**Exercise instructions:** Print all of the entries exactly, minus the pictures.

BEGIN Data under study

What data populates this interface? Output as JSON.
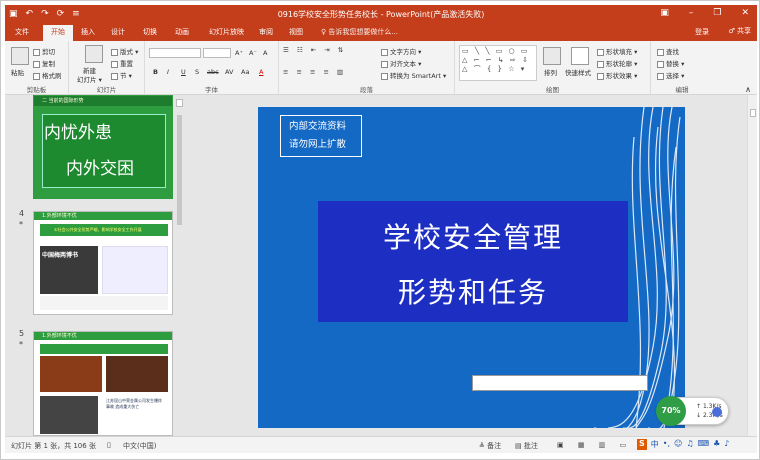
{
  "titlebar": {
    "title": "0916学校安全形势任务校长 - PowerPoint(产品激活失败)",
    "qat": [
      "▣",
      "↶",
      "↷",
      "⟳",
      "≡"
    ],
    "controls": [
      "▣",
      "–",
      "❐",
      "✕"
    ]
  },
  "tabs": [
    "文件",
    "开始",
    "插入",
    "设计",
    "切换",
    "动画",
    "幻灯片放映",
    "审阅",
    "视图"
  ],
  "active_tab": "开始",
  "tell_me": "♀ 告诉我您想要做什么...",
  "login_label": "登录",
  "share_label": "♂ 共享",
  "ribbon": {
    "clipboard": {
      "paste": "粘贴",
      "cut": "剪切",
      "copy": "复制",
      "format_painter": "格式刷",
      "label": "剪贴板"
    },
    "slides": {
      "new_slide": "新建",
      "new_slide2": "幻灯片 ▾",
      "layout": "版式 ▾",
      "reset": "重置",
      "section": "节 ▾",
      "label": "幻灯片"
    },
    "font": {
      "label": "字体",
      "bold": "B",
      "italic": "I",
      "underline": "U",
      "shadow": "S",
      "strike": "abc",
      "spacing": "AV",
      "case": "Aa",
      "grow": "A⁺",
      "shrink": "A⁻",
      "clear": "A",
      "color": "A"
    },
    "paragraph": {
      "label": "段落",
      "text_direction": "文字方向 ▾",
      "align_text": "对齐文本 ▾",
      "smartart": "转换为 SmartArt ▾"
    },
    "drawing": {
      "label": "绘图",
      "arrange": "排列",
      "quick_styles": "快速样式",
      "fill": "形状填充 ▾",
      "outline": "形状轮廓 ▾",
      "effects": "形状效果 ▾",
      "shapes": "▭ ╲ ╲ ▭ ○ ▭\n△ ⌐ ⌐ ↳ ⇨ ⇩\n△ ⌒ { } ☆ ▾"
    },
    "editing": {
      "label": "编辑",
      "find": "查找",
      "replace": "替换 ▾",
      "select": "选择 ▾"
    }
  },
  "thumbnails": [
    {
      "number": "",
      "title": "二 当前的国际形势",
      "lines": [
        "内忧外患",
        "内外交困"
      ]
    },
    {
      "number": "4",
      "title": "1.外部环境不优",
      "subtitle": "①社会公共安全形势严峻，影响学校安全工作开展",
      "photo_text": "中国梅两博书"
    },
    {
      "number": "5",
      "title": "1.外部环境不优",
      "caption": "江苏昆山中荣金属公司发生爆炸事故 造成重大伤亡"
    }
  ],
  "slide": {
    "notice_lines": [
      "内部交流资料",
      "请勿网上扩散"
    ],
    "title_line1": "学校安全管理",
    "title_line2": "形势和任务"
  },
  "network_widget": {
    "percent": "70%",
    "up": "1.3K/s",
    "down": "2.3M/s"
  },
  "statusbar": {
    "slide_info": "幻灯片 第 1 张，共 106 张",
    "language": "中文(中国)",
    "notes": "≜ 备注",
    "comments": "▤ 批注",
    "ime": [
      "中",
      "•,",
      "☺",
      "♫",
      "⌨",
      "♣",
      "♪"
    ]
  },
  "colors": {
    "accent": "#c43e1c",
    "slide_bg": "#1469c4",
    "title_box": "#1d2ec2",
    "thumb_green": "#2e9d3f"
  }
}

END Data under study

**Exercise solution:**
What data populates this interface? Output as JSON.
{
  "titlebar": {
    "title": "0916学校安全形势任务校长 - PowerPoint(产品激活失败)",
    "qat": [
      "▣",
      "↶",
      "↷",
      "⟳",
      "≡"
    ],
    "controls": [
      "▣",
      "–",
      "❐",
      "✕"
    ]
  },
  "tabs": [
    "文件",
    "开始",
    "插入",
    "设计",
    "切换",
    "动画",
    "幻灯片放映",
    "审阅",
    "视图"
  ],
  "active_tab": "开始",
  "tell_me": "♀ 告诉我您想要做什么...",
  "login_label": "登录",
  "share_label": "♂ 共享",
  "ribbon": {
    "clipboard": {
      "paste": "粘贴",
      "cut": "剪切",
      "copy": "复制",
      "format_painter": "格式刷",
      "label": "剪贴板"
    },
    "slides": {
      "new_slide": "新建",
      "new_slide2": "幻灯片 ▾",
      "layout": "版式 ▾",
      "reset": "重置",
      "section": "节 ▾",
      "label": "幻灯片"
    },
    "font": {
      "label": "字体",
      "bold": "B",
      "italic": "I",
      "underline": "U",
      "shadow": "S",
      "strike": "abc",
      "spacing": "AV",
      "case": "Aa",
      "grow": "A⁺",
      "shrink": "A⁻",
      "clear": "A",
      "color": "A"
    },
    "paragraph": {
      "label": "段落",
      "text_direction": "文字方向 ▾",
      "align_text": "对齐文本 ▾",
      "smartart": "转换为 SmartArt ▾"
    },
    "drawing": {
      "label": "绘图",
      "arrange": "排列",
      "quick_styles": "快速样式",
      "fill": "形状填充 ▾",
      "outline": "形状轮廓 ▾",
      "effects": "形状效果 ▾",
      "shapes": "▭ ╲ ╲ ▭ ○ ▭\n△ ⌐ ⌐ ↳ ⇨ ⇩\n△ ⌒ { } ☆ ▾"
    },
    "editing": {
      "label": "编辑",
      "find": "查找",
      "replace": "替换 ▾",
      "select": "选择 ▾"
    }
  },
  "thumbnails": [
    {
      "number": "",
      "title": "二 当前的国际形势",
      "lines": [
        "内忧外患",
        "内外交困"
      ]
    },
    {
      "number": "4",
      "title": "1.外部环境不优",
      "subtitle": "①社会公共安全形势严峻，影响学校安全工作开展",
      "photo_text": "中国梅两博书"
    },
    {
      "number": "5",
      "title": "1.外部环境不优",
      "caption": "江苏昆山中荣金属公司发生爆炸事故 造成重大伤亡"
    }
  ],
  "slide": {
    "notice_lines": [
      "内部交流资料",
      "请勿网上扩散"
    ],
    "title_line1": "学校安全管理",
    "title_line2": "形势和任务"
  },
  "network_widget": {
    "percent": "70%",
    "up": "1.3K/s",
    "down": "2.3M/s"
  },
  "statusbar": {
    "slide_info": "幻灯片 第 1 张，共 106 张",
    "language": "中文(中国)",
    "notes": "≜ 备注",
    "comments": "▤ 批注",
    "ime": [
      "中",
      "•,",
      "☺",
      "♫",
      "⌨",
      "♣",
      "♪"
    ]
  },
  "colors": {
    "accent": "#c43e1c",
    "slide_bg": "#1469c4",
    "title_box": "#1d2ec2",
    "thumb_green": "#2e9d3f"
  }
}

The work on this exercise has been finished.